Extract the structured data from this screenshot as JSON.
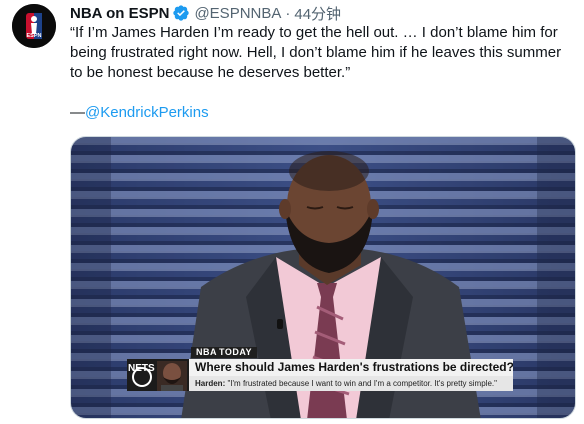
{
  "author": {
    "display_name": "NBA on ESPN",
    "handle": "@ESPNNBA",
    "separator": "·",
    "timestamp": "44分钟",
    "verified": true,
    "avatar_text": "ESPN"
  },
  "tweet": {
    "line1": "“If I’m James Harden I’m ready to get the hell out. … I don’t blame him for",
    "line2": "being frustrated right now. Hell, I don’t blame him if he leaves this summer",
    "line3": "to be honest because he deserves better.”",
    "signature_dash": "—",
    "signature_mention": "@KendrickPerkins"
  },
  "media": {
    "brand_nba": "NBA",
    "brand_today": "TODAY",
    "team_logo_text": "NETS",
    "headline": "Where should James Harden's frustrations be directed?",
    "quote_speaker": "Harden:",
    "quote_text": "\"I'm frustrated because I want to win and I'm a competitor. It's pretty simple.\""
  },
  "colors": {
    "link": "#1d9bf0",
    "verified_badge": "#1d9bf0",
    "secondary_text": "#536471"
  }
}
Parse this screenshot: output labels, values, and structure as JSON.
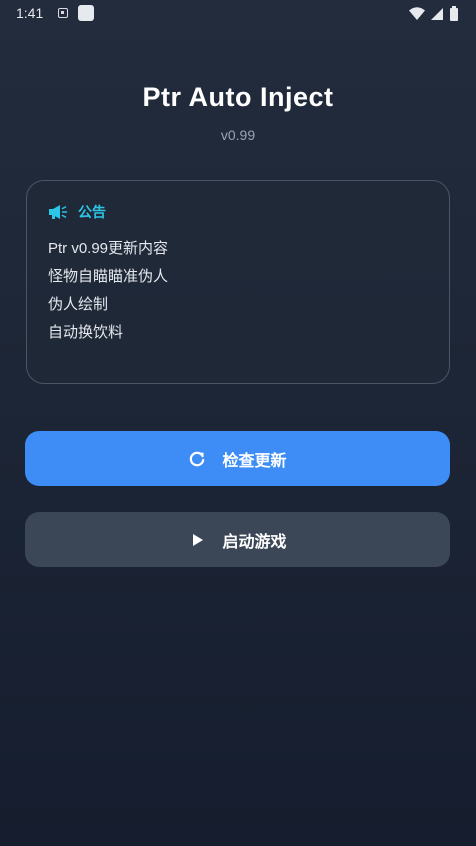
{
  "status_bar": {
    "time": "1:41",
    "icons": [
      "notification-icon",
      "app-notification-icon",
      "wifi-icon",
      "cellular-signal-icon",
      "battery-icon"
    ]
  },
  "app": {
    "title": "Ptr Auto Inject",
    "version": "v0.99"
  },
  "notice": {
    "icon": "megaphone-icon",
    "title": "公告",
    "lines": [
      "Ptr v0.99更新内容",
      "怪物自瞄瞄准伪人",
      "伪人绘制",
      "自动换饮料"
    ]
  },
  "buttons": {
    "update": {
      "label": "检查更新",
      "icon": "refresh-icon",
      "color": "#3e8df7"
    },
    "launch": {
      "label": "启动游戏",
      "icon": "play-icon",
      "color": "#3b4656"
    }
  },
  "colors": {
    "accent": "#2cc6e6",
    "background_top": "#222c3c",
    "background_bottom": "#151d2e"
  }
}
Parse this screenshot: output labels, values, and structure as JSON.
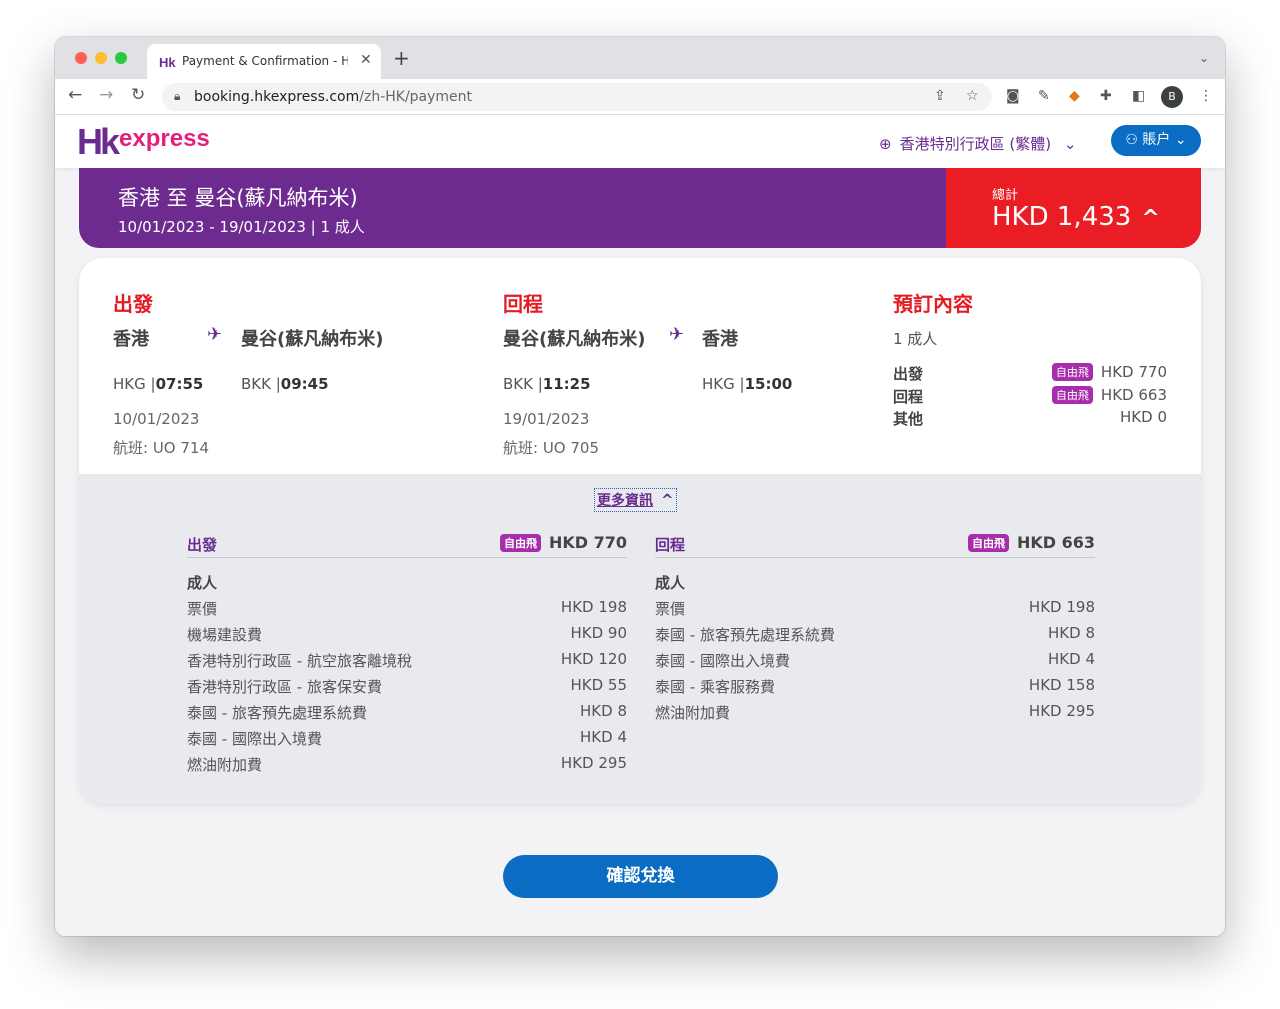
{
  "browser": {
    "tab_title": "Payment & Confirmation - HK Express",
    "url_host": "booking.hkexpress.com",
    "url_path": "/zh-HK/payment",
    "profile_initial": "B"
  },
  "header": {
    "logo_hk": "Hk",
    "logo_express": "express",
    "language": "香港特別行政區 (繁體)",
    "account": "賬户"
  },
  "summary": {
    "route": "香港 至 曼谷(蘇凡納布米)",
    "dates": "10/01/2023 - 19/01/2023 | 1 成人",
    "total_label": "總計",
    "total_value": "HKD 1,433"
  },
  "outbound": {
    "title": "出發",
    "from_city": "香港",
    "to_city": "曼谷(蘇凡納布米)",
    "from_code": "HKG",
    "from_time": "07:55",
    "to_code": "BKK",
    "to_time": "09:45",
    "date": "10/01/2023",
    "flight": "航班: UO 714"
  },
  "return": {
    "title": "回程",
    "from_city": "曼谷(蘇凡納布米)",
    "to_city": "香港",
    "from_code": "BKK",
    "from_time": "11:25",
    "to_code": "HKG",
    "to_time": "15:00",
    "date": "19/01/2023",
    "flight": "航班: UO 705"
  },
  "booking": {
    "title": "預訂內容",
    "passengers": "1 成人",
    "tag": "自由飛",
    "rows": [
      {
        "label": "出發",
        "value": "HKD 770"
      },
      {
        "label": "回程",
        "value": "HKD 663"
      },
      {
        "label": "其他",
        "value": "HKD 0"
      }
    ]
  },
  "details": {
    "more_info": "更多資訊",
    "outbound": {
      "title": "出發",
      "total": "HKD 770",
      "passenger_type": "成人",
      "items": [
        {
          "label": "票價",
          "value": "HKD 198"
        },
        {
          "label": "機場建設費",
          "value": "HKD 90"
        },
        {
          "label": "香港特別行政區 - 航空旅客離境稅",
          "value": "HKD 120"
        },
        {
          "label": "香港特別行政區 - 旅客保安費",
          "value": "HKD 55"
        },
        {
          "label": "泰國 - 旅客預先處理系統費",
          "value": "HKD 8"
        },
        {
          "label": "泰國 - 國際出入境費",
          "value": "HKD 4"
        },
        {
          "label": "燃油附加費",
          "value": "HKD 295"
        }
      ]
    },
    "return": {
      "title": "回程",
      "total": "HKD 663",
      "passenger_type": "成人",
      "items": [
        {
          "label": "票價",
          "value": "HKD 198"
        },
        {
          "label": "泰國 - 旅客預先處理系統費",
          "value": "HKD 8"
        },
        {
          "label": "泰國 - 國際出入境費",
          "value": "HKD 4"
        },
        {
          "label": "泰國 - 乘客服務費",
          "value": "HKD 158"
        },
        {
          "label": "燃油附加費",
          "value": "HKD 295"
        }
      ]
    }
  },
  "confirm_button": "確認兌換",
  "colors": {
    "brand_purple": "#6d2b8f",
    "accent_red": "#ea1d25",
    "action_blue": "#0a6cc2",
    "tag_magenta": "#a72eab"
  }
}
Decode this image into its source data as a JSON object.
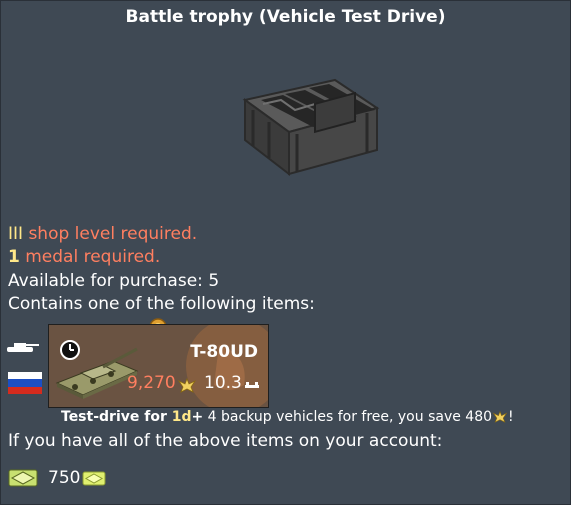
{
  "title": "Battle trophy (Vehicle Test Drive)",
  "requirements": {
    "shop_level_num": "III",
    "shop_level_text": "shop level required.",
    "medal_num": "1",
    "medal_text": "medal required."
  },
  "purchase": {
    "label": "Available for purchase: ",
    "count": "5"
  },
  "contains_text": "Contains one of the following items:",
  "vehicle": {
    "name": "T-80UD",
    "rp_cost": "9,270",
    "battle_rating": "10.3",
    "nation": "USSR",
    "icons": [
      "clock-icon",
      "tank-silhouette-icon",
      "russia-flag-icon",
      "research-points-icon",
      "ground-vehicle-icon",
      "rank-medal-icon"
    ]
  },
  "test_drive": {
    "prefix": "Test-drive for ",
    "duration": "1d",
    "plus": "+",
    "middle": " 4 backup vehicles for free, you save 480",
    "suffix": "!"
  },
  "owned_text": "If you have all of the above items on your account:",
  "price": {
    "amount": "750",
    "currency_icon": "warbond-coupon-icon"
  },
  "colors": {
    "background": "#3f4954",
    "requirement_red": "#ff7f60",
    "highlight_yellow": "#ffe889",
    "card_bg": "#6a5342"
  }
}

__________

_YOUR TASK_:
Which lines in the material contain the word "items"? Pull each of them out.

_THE ANSWER_:
      "items": [
      "items": [
  "contains_text": "Contains one of the following items:",
  "owned_text": "If you have all of the above items on your account:",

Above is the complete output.